◆ **STORED DATA**:
++++
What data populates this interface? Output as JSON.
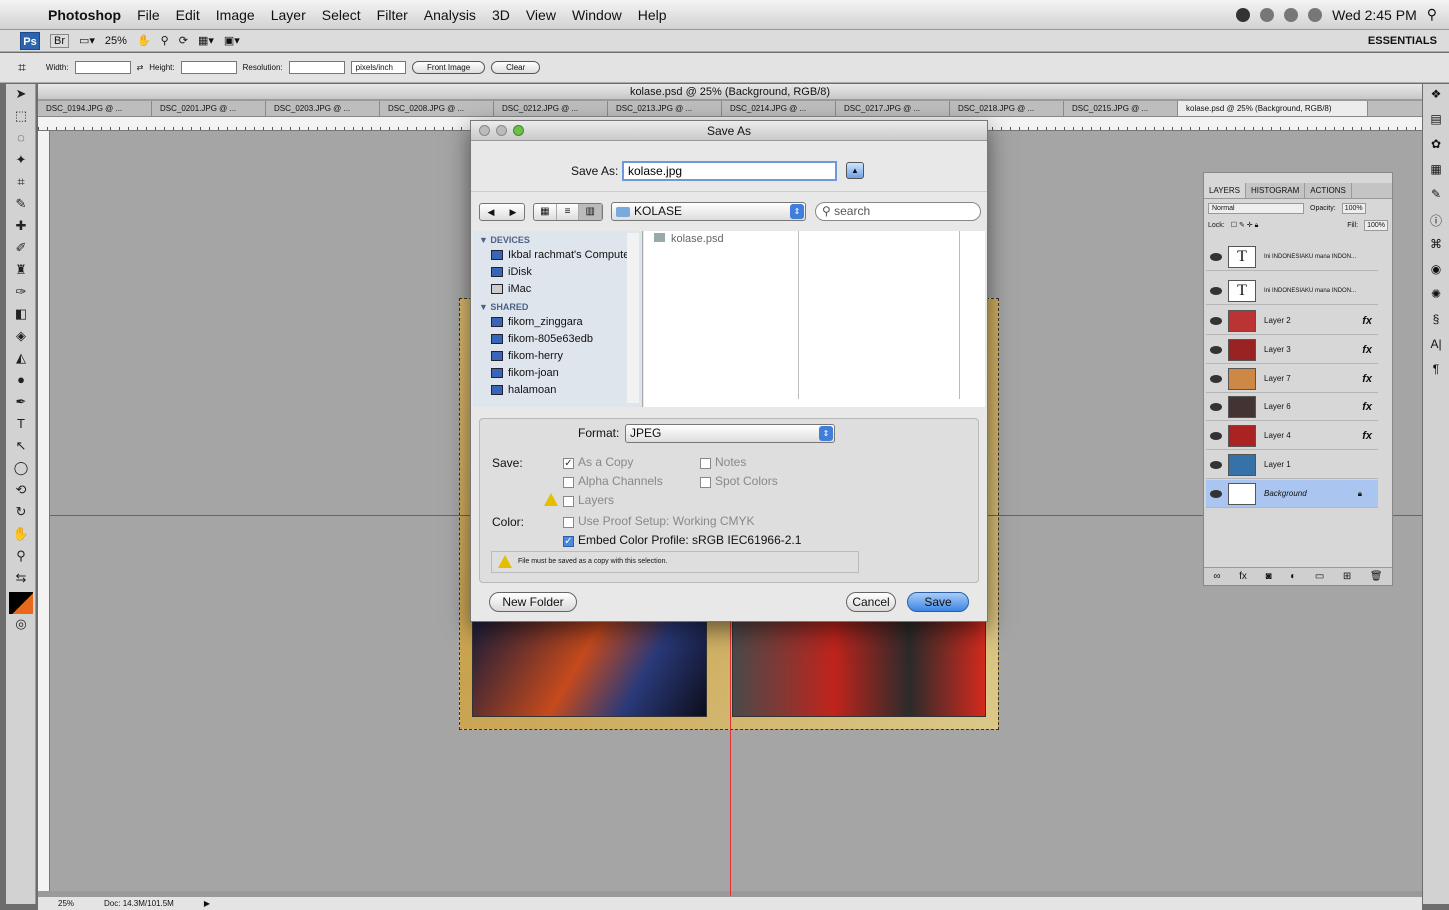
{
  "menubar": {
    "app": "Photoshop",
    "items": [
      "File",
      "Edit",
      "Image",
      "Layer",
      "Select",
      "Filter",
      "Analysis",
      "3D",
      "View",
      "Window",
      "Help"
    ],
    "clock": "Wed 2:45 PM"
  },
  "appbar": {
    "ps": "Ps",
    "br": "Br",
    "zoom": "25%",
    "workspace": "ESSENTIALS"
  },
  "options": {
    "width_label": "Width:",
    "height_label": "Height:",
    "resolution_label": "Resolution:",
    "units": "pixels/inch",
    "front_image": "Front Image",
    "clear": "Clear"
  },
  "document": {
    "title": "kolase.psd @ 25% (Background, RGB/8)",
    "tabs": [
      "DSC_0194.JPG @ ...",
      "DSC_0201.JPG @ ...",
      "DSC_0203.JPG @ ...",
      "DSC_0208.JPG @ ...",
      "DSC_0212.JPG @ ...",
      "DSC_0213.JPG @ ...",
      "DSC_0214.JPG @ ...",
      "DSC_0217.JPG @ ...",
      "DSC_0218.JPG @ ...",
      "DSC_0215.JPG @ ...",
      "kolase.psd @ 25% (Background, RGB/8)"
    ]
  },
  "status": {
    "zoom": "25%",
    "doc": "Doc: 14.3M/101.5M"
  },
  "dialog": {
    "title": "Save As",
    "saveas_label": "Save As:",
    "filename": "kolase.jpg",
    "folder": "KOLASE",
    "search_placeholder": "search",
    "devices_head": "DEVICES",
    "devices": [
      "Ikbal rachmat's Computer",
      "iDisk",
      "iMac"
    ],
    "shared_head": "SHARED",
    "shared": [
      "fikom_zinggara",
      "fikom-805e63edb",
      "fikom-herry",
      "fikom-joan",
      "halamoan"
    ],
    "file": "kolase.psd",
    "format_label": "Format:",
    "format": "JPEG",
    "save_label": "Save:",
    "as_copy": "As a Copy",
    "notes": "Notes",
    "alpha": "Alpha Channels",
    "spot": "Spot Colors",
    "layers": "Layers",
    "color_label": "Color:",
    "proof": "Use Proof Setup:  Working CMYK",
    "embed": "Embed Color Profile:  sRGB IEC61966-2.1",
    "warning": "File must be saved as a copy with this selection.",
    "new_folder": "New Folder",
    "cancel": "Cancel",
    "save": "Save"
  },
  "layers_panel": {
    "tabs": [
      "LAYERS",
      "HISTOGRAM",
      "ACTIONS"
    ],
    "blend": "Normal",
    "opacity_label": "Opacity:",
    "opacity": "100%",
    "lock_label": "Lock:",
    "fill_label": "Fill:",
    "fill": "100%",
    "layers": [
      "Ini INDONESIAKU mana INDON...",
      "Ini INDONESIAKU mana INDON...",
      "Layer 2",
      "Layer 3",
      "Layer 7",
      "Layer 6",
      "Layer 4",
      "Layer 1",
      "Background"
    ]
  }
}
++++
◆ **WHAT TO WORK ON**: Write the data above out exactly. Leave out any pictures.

◆ **SOLVED EXERCISE**:
What data populates this interface? Output as JSON.
{
  "menubar": {
    "app": "Photoshop",
    "items": [
      "File",
      "Edit",
      "Image",
      "Layer",
      "Select",
      "Filter",
      "Analysis",
      "3D",
      "View",
      "Window",
      "Help"
    ],
    "clock": "Wed 2:45 PM"
  },
  "appbar": {
    "ps": "Ps",
    "br": "Br",
    "zoom": "25%",
    "workspace": "ESSENTIALS"
  },
  "options": {
    "width_label": "Width:",
    "height_label": "Height:",
    "resolution_label": "Resolution:",
    "units": "pixels/inch",
    "front_image": "Front Image",
    "clear": "Clear"
  },
  "document": {
    "title": "kolase.psd @ 25% (Background, RGB/8)",
    "tabs": [
      "DSC_0194.JPG @ ...",
      "DSC_0201.JPG @ ...",
      "DSC_0203.JPG @ ...",
      "DSC_0208.JPG @ ...",
      "DSC_0212.JPG @ ...",
      "DSC_0213.JPG @ ...",
      "DSC_0214.JPG @ ...",
      "DSC_0217.JPG @ ...",
      "DSC_0218.JPG @ ...",
      "DSC_0215.JPG @ ...",
      "kolase.psd @ 25% (Background, RGB/8)"
    ]
  },
  "status": {
    "zoom": "25%",
    "doc": "Doc: 14.3M/101.5M"
  },
  "dialog": {
    "title": "Save As",
    "saveas_label": "Save As:",
    "filename": "kolase.jpg",
    "folder": "KOLASE",
    "search_placeholder": "search",
    "devices_head": "DEVICES",
    "devices": [
      "Ikbal rachmat's Computer",
      "iDisk",
      "iMac"
    ],
    "shared_head": "SHARED",
    "shared": [
      "fikom_zinggara",
      "fikom-805e63edb",
      "fikom-herry",
      "fikom-joan",
      "halamoan"
    ],
    "file": "kolase.psd",
    "format_label": "Format:",
    "format": "JPEG",
    "save_label": "Save:",
    "as_copy": "As a Copy",
    "notes": "Notes",
    "alpha": "Alpha Channels",
    "spot": "Spot Colors",
    "layers": "Layers",
    "color_label": "Color:",
    "proof": "Use Proof Setup:  Working CMYK",
    "embed": "Embed Color Profile:  sRGB IEC61966-2.1",
    "warning": "File must be saved as a copy with this selection.",
    "new_folder": "New Folder",
    "cancel": "Cancel",
    "save": "Save"
  },
  "layers_panel": {
    "tabs": [
      "LAYERS",
      "HISTOGRAM",
      "ACTIONS"
    ],
    "blend": "Normal",
    "opacity_label": "Opacity:",
    "opacity": "100%",
    "lock_label": "Lock:",
    "fill_label": "Fill:",
    "fill": "100%",
    "layers": [
      "Ini INDONESIAKU mana INDON...",
      "Ini INDONESIAKU mana INDON...",
      "Layer 2",
      "Layer 3",
      "Layer 7",
      "Layer 6",
      "Layer 4",
      "Layer 1",
      "Background"
    ]
  }
}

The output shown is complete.